March 1982

The Induction of ManiaA Natural History Study With Controls

Author Affiliations

From the Department of Psychiatry, University of Iowa College of Medicine, Iowa City (Dr Winokur). Dr Lewis is in private practice in Newton, Iowa.

Arch Gen Psychiatry. 1982;39(3):303-306. doi:10.1001/archpsyc.1982.04290030041007
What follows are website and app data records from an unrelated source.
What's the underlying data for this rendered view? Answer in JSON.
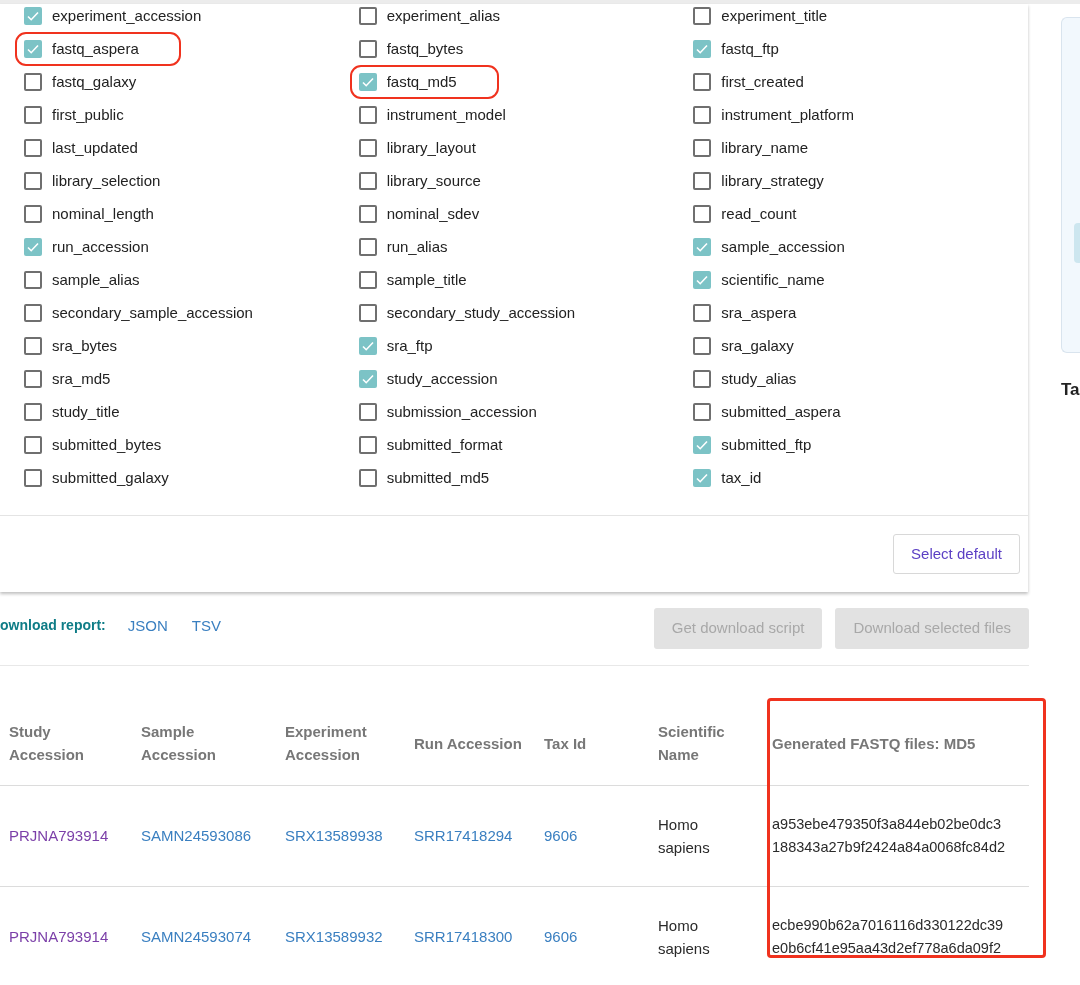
{
  "fields": [
    {
      "label": "experiment_accession",
      "checked": true,
      "highlighted": false
    },
    {
      "label": "experiment_alias",
      "checked": false,
      "highlighted": false
    },
    {
      "label": "experiment_title",
      "checked": false,
      "highlighted": false
    },
    {
      "label": "fastq_aspera",
      "checked": true,
      "highlighted": true
    },
    {
      "label": "fastq_bytes",
      "checked": false,
      "highlighted": false
    },
    {
      "label": "fastq_ftp",
      "checked": true,
      "highlighted": false
    },
    {
      "label": "fastq_galaxy",
      "checked": false,
      "highlighted": false
    },
    {
      "label": "fastq_md5",
      "checked": true,
      "highlighted": true
    },
    {
      "label": "first_created",
      "checked": false,
      "highlighted": false
    },
    {
      "label": "first_public",
      "checked": false,
      "highlighted": false
    },
    {
      "label": "instrument_model",
      "checked": false,
      "highlighted": false
    },
    {
      "label": "instrument_platform",
      "checked": false,
      "highlighted": false
    },
    {
      "label": "last_updated",
      "checked": false,
      "highlighted": false
    },
    {
      "label": "library_layout",
      "checked": false,
      "highlighted": false
    },
    {
      "label": "library_name",
      "checked": false,
      "highlighted": false
    },
    {
      "label": "library_selection",
      "checked": false,
      "highlighted": false
    },
    {
      "label": "library_source",
      "checked": false,
      "highlighted": false
    },
    {
      "label": "library_strategy",
      "checked": false,
      "highlighted": false
    },
    {
      "label": "nominal_length",
      "checked": false,
      "highlighted": false
    },
    {
      "label": "nominal_sdev",
      "checked": false,
      "highlighted": false
    },
    {
      "label": "read_count",
      "checked": false,
      "highlighted": false
    },
    {
      "label": "run_accession",
      "checked": true,
      "highlighted": false
    },
    {
      "label": "run_alias",
      "checked": false,
      "highlighted": false
    },
    {
      "label": "sample_accession",
      "checked": true,
      "highlighted": false
    },
    {
      "label": "sample_alias",
      "checked": false,
      "highlighted": false
    },
    {
      "label": "sample_title",
      "checked": false,
      "highlighted": false
    },
    {
      "label": "scientific_name",
      "checked": true,
      "highlighted": false
    },
    {
      "label": "secondary_sample_accession",
      "checked": false,
      "highlighted": false
    },
    {
      "label": "secondary_study_accession",
      "checked": false,
      "highlighted": false
    },
    {
      "label": "sra_aspera",
      "checked": false,
      "highlighted": false
    },
    {
      "label": "sra_bytes",
      "checked": false,
      "highlighted": false
    },
    {
      "label": "sra_ftp",
      "checked": true,
      "highlighted": false
    },
    {
      "label": "sra_galaxy",
      "checked": false,
      "highlighted": false
    },
    {
      "label": "sra_md5",
      "checked": false,
      "highlighted": false
    },
    {
      "label": "study_accession",
      "checked": true,
      "highlighted": false
    },
    {
      "label": "study_alias",
      "checked": false,
      "highlighted": false
    },
    {
      "label": "study_title",
      "checked": false,
      "highlighted": false
    },
    {
      "label": "submission_accession",
      "checked": false,
      "highlighted": false
    },
    {
      "label": "submitted_aspera",
      "checked": false,
      "highlighted": false
    },
    {
      "label": "submitted_bytes",
      "checked": false,
      "highlighted": false
    },
    {
      "label": "submitted_format",
      "checked": false,
      "highlighted": false
    },
    {
      "label": "submitted_ftp",
      "checked": true,
      "highlighted": false
    },
    {
      "label": "submitted_galaxy",
      "checked": false,
      "highlighted": false
    },
    {
      "label": "submitted_md5",
      "checked": false,
      "highlighted": false
    },
    {
      "label": "tax_id",
      "checked": true,
      "highlighted": false
    }
  ],
  "select_default_button": "Select default",
  "download_report": {
    "label": "ownload report:",
    "links": [
      "JSON",
      "TSV"
    ]
  },
  "action_buttons": [
    {
      "label": "Get download script",
      "disabled": true
    },
    {
      "label": "Download selected files",
      "disabled": true
    }
  ],
  "table": {
    "columns": [
      {
        "label": "Study Accession",
        "highlighted": false
      },
      {
        "label": "Sample Accession",
        "highlighted": false
      },
      {
        "label": "Experiment Accession",
        "highlighted": false
      },
      {
        "label": "Run Accession",
        "highlighted": false
      },
      {
        "label": "Tax Id",
        "highlighted": false
      },
      {
        "label": "Scientific Name",
        "highlighted": false
      },
      {
        "label": "Generated FASTQ files: MD5",
        "highlighted": true
      }
    ],
    "rows": [
      [
        {
          "kind": "visited_link",
          "lines": [
            "PRJNA793914"
          ]
        },
        {
          "kind": "link",
          "lines": [
            "SAMN24593086"
          ]
        },
        {
          "kind": "link",
          "lines": [
            "SRX13589938"
          ]
        },
        {
          "kind": "link",
          "lines": [
            "SRR17418294"
          ]
        },
        {
          "kind": "link",
          "lines": [
            "9606"
          ]
        },
        {
          "kind": "text",
          "lines": [
            "Homo sapiens"
          ]
        },
        {
          "kind": "text",
          "lines": [
            "a953ebe479350f3a844eb02be0dc3",
            "188343a27b9f2424a84a0068fc84d2"
          ]
        }
      ],
      [
        {
          "kind": "visited_link",
          "lines": [
            "PRJNA793914"
          ]
        },
        {
          "kind": "link",
          "lines": [
            "SAMN24593074"
          ]
        },
        {
          "kind": "link",
          "lines": [
            "SRX13589932"
          ]
        },
        {
          "kind": "link",
          "lines": [
            "SRR17418300"
          ]
        },
        {
          "kind": "link",
          "lines": [
            "9606"
          ]
        },
        {
          "kind": "text",
          "lines": [
            "Homo sapiens"
          ]
        },
        {
          "kind": "text",
          "lines": [
            "ecbe990b62a7016116d330122dc39",
            "e0b6cf41e95aa43d2ef778a6da09f2"
          ]
        }
      ]
    ]
  },
  "side_heading": "Ta"
}
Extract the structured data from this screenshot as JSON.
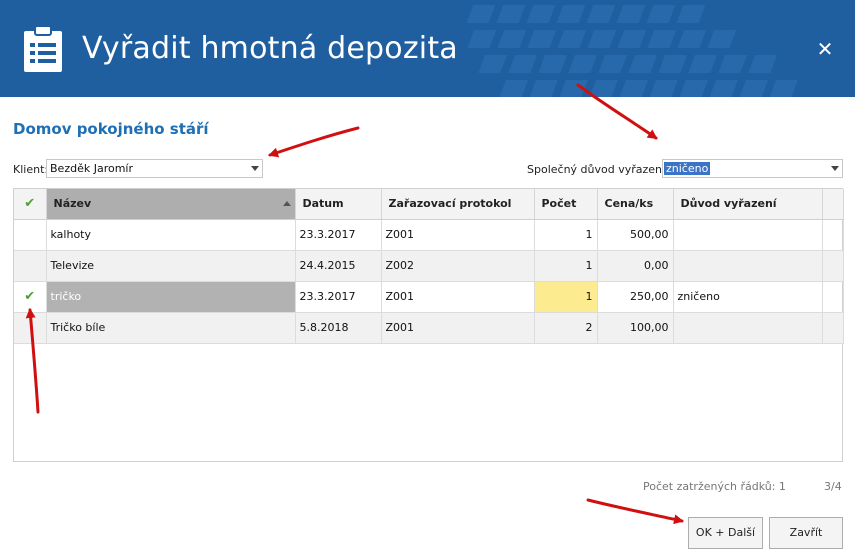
{
  "dialog": {
    "title": "Vyřadit hmotná depozita",
    "close_glyph": "✕",
    "subtitle": "Domov pokojného stáří"
  },
  "client": {
    "label": "Klient:",
    "value": "Bezděk Jaromír"
  },
  "common_reason": {
    "label": "Společný důvod vyřazení:",
    "value": "zničeno"
  },
  "grid": {
    "columns": [
      "",
      "Název",
      "Datum",
      "Zařazovací protokol",
      "Počet",
      "Cena/ks",
      "Důvod vyřazení"
    ],
    "sorted_column": "Název",
    "rows": [
      {
        "checked": false,
        "name": "kalhoty",
        "date": "23.3.2017",
        "protocol": "Z001",
        "count": "1",
        "price": "500,00",
        "reason": ""
      },
      {
        "checked": false,
        "name": "Televize",
        "date": "24.4.2015",
        "protocol": "Z002",
        "count": "1",
        "price": "0,00",
        "reason": ""
      },
      {
        "checked": true,
        "name": "tričko",
        "date": "23.3.2017",
        "protocol": "Z001",
        "count": "1",
        "price": "250,00",
        "reason": "zničeno"
      },
      {
        "checked": false,
        "name": "Tričko bíle",
        "date": "5.8.2018",
        "protocol": "Z001",
        "count": "2",
        "price": "100,00",
        "reason": ""
      }
    ]
  },
  "footer": {
    "checked_rows_label": "Počet zatržených řádků: 1",
    "position": "3/4"
  },
  "buttons": {
    "ok_next": "OK + Další",
    "close": "Zavřít"
  },
  "colors": {
    "header_bg": "#1f5f9f",
    "subtitle": "#1f6fb5",
    "check": "#4aa02c",
    "edit_cell": "#fdeb8f",
    "annotation_arrow": "#d01010"
  },
  "icons": [
    "clipboard-list-icon",
    "close-icon",
    "check-icon",
    "sort-asc-icon",
    "dropdown-arrow-icon"
  ]
}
• Previous reports have indicated that tricyclic antidepressants (TCAs) induce mania, but the studies suffer from lack of control groups. This study included 137 unipolar and 157 bipolar patients, all having two or more admissions to the same hospital. In many cases, the same patients were treated at one time with TCAs and at another time with no somatic therapy at all. Most patients who switched (20/23) were bipolar. Twenty-seven bipolar patients receiving no treatment had a 41% switch rate (rate/person). They had 32 admissions, and the rate of switch while receiving no treatment was 34% (rate/admission). Twenty-six patients receiving tricyclics had a 28% switch rate; for these, there were 30 admissions and the switch rate was 23%. Thus, it appears that the rate of induction of mania by TCAs is not greater than what one would expect from the natural history of the illness itself. Validity of these findings is attested to by the fact that lithium carbonate and neuroleptic treatment, as expected, significantly prevented the induction of mania.